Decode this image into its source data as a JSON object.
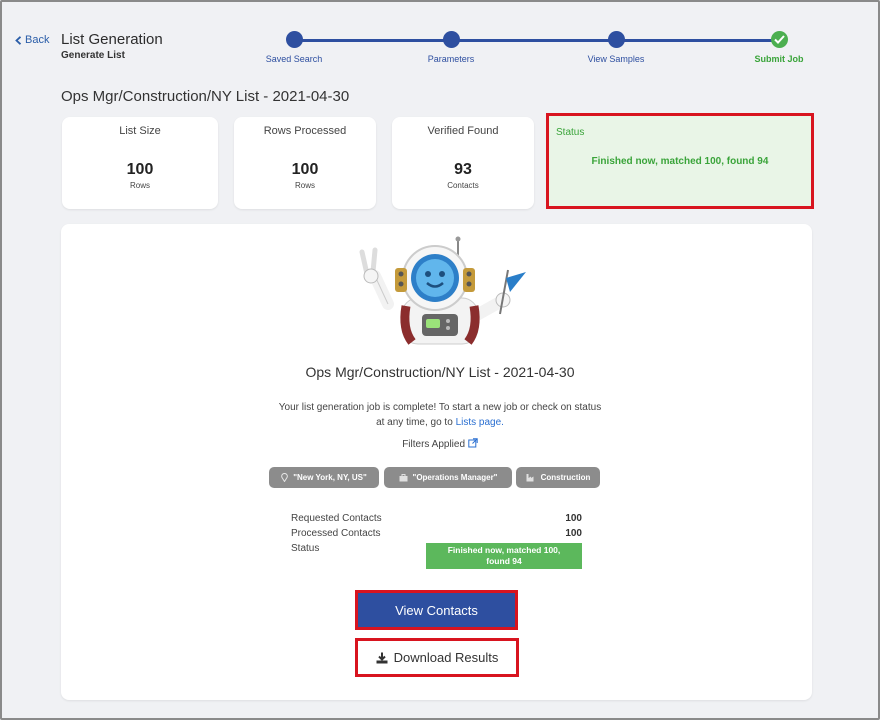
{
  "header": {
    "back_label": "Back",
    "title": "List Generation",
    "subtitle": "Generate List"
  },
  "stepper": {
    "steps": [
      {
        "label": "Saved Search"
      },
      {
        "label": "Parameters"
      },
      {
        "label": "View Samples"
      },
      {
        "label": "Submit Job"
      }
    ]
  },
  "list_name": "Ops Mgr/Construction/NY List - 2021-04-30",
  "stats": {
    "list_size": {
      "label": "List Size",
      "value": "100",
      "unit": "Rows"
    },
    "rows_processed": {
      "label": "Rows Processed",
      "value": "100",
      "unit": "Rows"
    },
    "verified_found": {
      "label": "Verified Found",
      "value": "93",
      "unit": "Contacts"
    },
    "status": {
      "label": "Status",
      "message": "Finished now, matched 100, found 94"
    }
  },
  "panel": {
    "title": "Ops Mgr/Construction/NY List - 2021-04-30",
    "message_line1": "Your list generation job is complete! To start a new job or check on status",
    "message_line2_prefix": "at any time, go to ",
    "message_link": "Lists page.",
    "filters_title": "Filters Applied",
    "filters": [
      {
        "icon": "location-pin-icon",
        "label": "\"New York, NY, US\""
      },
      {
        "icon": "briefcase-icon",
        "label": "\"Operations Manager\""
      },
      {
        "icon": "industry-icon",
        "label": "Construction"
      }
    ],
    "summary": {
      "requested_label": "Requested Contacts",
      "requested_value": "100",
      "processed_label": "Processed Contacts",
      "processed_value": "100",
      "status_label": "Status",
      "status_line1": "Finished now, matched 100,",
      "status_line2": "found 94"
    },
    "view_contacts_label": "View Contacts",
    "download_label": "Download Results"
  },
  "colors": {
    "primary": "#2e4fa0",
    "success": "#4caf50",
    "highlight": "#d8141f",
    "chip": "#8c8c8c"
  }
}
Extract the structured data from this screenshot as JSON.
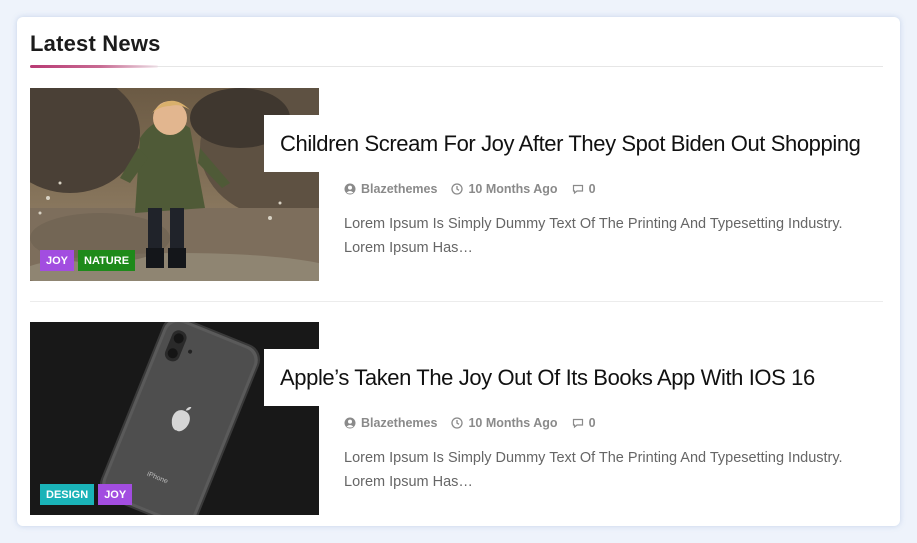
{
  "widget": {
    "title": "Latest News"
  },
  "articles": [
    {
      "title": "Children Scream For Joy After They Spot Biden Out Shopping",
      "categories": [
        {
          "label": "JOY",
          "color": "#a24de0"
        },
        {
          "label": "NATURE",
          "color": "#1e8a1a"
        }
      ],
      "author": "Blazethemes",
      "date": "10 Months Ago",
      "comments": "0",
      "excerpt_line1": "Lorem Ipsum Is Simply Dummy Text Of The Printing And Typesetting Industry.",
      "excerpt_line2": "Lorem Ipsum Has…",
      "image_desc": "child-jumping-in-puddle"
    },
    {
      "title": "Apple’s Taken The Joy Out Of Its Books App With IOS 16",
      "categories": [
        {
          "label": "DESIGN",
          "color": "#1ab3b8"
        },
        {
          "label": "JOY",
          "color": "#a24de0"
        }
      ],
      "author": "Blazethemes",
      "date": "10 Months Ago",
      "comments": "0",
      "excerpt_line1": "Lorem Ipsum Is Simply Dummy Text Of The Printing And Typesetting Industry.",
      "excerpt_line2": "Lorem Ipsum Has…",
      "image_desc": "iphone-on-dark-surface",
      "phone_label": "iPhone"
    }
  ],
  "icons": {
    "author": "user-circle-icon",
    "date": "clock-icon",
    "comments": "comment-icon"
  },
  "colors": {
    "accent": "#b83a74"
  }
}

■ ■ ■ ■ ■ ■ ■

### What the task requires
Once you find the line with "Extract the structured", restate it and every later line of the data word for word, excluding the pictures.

### Solved problem
Extract the structured data from this screenshot as JSON.
{
  "widget": {
    "title": "Latest News"
  },
  "articles": [
    {
      "title": "Children Scream For Joy After They Spot Biden Out Shopping",
      "categories": [
        {
          "label": "JOY",
          "color": "#a24de0"
        },
        {
          "label": "NATURE",
          "color": "#1e8a1a"
        }
      ],
      "author": "Blazethemes",
      "date": "10 Months Ago",
      "comments": "0",
      "excerpt_line1": "Lorem Ipsum Is Simply Dummy Text Of The Printing And Typesetting Industry.",
      "excerpt_line2": "Lorem Ipsum Has…",
      "image_desc": "child-jumping-in-puddle"
    },
    {
      "title": "Apple’s Taken The Joy Out Of Its Books App With IOS 16",
      "categories": [
        {
          "label": "DESIGN",
          "color": "#1ab3b8"
        },
        {
          "label": "JOY",
          "color": "#a24de0"
        }
      ],
      "author": "Blazethemes",
      "date": "10 Months Ago",
      "comments": "0",
      "excerpt_line1": "Lorem Ipsum Is Simply Dummy Text Of The Printing And Typesetting Industry.",
      "excerpt_line2": "Lorem Ipsum Has…",
      "image_desc": "iphone-on-dark-surface",
      "phone_label": "iPhone"
    }
  ],
  "icons": {
    "author": "user-circle-icon",
    "date": "clock-icon",
    "comments": "comment-icon"
  },
  "colors": {
    "accent": "#b83a74"
  }
}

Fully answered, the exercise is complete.